Material for the task Start Marker

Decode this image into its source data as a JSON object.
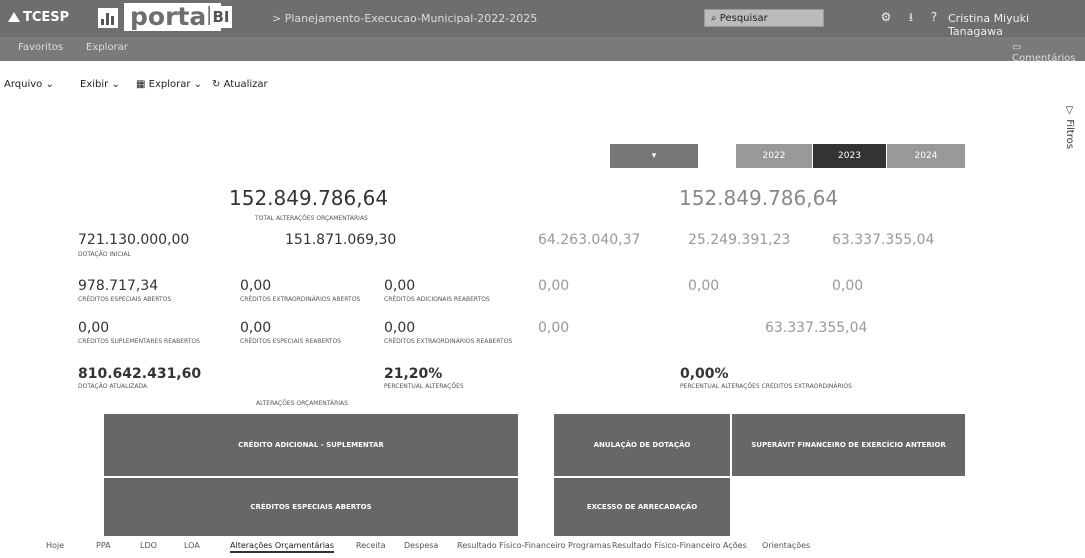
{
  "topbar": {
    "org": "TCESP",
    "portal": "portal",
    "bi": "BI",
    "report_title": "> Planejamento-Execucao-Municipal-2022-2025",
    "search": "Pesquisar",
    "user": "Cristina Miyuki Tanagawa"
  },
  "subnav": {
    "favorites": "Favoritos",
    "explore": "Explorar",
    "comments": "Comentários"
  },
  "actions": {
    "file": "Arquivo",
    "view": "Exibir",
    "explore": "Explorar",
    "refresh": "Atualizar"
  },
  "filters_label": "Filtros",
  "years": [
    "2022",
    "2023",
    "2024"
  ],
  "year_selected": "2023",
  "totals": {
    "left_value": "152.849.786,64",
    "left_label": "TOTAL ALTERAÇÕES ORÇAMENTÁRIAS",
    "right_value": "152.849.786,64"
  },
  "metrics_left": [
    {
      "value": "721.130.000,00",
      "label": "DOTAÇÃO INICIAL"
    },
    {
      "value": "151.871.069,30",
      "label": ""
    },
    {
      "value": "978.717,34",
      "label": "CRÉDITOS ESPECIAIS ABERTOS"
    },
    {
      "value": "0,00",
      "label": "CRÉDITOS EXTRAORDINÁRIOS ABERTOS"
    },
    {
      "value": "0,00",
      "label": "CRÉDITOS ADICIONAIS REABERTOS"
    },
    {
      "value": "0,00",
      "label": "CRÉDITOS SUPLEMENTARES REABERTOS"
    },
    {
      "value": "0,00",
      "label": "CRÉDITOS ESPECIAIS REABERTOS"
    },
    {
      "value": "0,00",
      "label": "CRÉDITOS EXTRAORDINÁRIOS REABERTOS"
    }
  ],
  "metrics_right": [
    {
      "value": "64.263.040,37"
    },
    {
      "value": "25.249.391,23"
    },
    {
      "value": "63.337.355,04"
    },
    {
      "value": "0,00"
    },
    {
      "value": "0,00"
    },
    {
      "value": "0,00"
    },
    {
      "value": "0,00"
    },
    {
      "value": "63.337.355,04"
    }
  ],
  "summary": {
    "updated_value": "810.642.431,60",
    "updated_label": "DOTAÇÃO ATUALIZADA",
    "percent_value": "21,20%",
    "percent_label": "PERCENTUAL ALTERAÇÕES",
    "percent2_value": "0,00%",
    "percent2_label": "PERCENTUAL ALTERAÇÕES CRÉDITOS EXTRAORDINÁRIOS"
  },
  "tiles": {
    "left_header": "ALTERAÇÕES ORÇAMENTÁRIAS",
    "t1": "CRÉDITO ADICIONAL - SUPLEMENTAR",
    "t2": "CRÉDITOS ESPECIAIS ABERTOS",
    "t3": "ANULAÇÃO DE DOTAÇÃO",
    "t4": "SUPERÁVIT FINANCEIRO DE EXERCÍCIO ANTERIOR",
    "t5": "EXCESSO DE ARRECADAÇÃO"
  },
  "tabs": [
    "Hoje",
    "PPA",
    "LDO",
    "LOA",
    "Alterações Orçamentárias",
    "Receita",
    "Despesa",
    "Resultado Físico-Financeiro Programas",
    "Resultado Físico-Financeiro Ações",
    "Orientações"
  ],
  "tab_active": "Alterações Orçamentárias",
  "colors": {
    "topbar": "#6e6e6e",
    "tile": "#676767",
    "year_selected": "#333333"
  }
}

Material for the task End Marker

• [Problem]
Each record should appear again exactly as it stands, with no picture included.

• [Answer box]
Decode this image into its source data as a JSON object.
{
  "topbar": {
    "org": "TCESP",
    "portal": "portal",
    "bi": "BI",
    "report_title": "> Planejamento-Execucao-Municipal-2022-2025",
    "search": "Pesquisar",
    "user": "Cristina Miyuki Tanagawa"
  },
  "subnav": {
    "favorites": "Favoritos",
    "explore": "Explorar",
    "comments": "Comentários"
  },
  "actions": {
    "file": "Arquivo",
    "view": "Exibir",
    "explore": "Explorar",
    "refresh": "Atualizar"
  },
  "filters_label": "Filtros",
  "years": [
    "2022",
    "2023",
    "2024"
  ],
  "year_selected": "2023",
  "totals": {
    "left_value": "152.849.786,64",
    "left_label": "TOTAL ALTERAÇÕES ORÇAMENTÁRIAS",
    "right_value": "152.849.786,64"
  },
  "metrics_left": [
    {
      "value": "721.130.000,00",
      "label": "DOTAÇÃO INICIAL"
    },
    {
      "value": "151.871.069,30",
      "label": ""
    },
    {
      "value": "978.717,34",
      "label": "CRÉDITOS ESPECIAIS ABERTOS"
    },
    {
      "value": "0,00",
      "label": "CRÉDITOS EXTRAORDINÁRIOS ABERTOS"
    },
    {
      "value": "0,00",
      "label": "CRÉDITOS ADICIONAIS REABERTOS"
    },
    {
      "value": "0,00",
      "label": "CRÉDITOS SUPLEMENTARES REABERTOS"
    },
    {
      "value": "0,00",
      "label": "CRÉDITOS ESPECIAIS REABERTOS"
    },
    {
      "value": "0,00",
      "label": "CRÉDITOS EXTRAORDINÁRIOS REABERTOS"
    }
  ],
  "metrics_right": [
    {
      "value": "64.263.040,37"
    },
    {
      "value": "25.249.391,23"
    },
    {
      "value": "63.337.355,04"
    },
    {
      "value": "0,00"
    },
    {
      "value": "0,00"
    },
    {
      "value": "0,00"
    },
    {
      "value": "0,00"
    },
    {
      "value": "63.337.355,04"
    }
  ],
  "summary": {
    "updated_value": "810.642.431,60",
    "updated_label": "DOTAÇÃO ATUALIZADA",
    "percent_value": "21,20%",
    "percent_label": "PERCENTUAL ALTERAÇÕES",
    "percent2_value": "0,00%",
    "percent2_label": "PERCENTUAL ALTERAÇÕES CRÉDITOS EXTRAORDINÁRIOS"
  },
  "tiles": {
    "left_header": "ALTERAÇÕES ORÇAMENTÁRIAS",
    "t1": "CRÉDITO ADICIONAL - SUPLEMENTAR",
    "t2": "CRÉDITOS ESPECIAIS ABERTOS",
    "t3": "ANULAÇÃO DE DOTAÇÃO",
    "t4": "SUPERÁVIT FINANCEIRO DE EXERCÍCIO ANTERIOR",
    "t5": "EXCESSO DE ARRECADAÇÃO"
  },
  "tabs": [
    "Hoje",
    "PPA",
    "LDO",
    "LOA",
    "Alterações Orçamentárias",
    "Receita",
    "Despesa",
    "Resultado Físico-Financeiro Programas",
    "Resultado Físico-Financeiro Ações",
    "Orientações"
  ],
  "tab_active": "Alterações Orçamentárias",
  "colors": {
    "topbar": "#6e6e6e",
    "tile": "#676767",
    "year_selected": "#333333"
  }
}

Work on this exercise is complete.